Comment

The paradox of precision medicine

According to the paradigm of precision medicine, the administration of agents targeting the molecular alteration detected in a particular patient’s tumour reduces uncertainty in the clinical management of that patient. We describe how approaches to precision medicine can lead, paradoxically, to increased levels of uncertainty. We offer recommendations for how physicians can better navigate new uncertainties in precision medicine.

  • Subscribe to Nature Reviews Clinical Oncology for full access:

    $59

    Subscribe

Additional access options:

Already a subscriber?  Log in  now or  Register  for online access.

References

  1. 1.

    Harris, M. H. et al. Multicenter feasibility study of tumor molecular profiling to inform therapeutic decisions in advanced pediatric solid tumors: the individualized cancer therapy (iCat) study. JAMA Oncol. 2, 608–615 (2016).

  2. 2.

    Hayes, D. F. et al. Breaking a vicious cycle. Sci. Transl. Med. 31, 196cm6 (2013).

  3. 3.

    Poonacha, T. K. & Go, R. S. Level of scientific evidence underlying recommendations arising from the National Comprehensive Cancer Network clinical practice guidelines. J. Clin. Oncol. 10, 186–191 (2011).

  4. 4.

    Fleck, L. M. Personalized medicine’s ragged edge. Hastings Cent. Rep. 40, 16–18 (2010).

  5. 5.

    Fehrenbacher, L. et al. in 2017 San Antonio Breast Cancer Symposium Day 2 GS1-02 (San Antonio, TX, USA, 2017).

  6. 6.

    Camidge, D. R. et al. Activity and safety of crizotinib in patients with ALK-positive non-small-cell lung cancer: updated results from a phase 1 study. Lancet Oncol. 13, 1011–1019 (2012).

  7. 7.

    Le Tourneau, C., Kamal, M. & Bièche, I. The SHIVA01 trial: what have we learned? Pharmacogenomics 18, 831–834 (2017).

  8. 8.

    Bar-Hillel, M. & Fischhoff, B. When do base rates affect predictions? J. Pers. Soc. Psychol. 41, 671–680 (1981).

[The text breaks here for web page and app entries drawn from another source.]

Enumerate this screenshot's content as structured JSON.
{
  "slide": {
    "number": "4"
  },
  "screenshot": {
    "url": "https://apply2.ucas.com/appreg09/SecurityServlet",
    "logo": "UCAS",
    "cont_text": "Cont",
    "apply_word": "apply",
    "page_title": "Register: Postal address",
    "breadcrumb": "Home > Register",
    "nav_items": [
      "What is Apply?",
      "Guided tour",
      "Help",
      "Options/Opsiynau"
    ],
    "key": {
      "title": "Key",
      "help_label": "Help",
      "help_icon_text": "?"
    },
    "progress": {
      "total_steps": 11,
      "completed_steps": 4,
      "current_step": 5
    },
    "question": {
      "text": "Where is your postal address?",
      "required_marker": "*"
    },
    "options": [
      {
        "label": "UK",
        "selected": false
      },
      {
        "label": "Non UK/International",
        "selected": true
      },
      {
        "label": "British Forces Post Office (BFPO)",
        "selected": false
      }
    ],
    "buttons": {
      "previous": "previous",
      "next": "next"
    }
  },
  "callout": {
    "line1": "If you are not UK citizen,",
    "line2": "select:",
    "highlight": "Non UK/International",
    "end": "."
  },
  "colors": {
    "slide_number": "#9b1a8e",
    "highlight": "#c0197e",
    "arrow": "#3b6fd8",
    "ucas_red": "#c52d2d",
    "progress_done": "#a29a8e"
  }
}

  9. 9.

    Kahneman, D. Thinking, Fast and Slow (Farrar, Straus and Giroux, New York, 2011).

Download references

Acknowledgements

J.K. is funded by Genome Canada/Genome Quebec (PACEOMICS).

Author information

Affiliations

  1. Biomedical Ethics Unit, McGill University, Montreal, Quebec, Canada

    • Jonathan Kimmelman
  2. Department of Social Studies of Medicine, McGill University, Montreal, Quebec, Canada

    • Jonathan Kimmelman
  3. Division of Medical Oncology, Princess Margaret Cancer Centre, Toronto, Ontario, Canada

    • Ian Tannock

Authors

  1. Search for Jonathan Kimmelman in:

  2. Search for Ian Tannock in:

The authors declare no competing interests.

Corresponding author

Correspondence to Jonathan Kimmelman.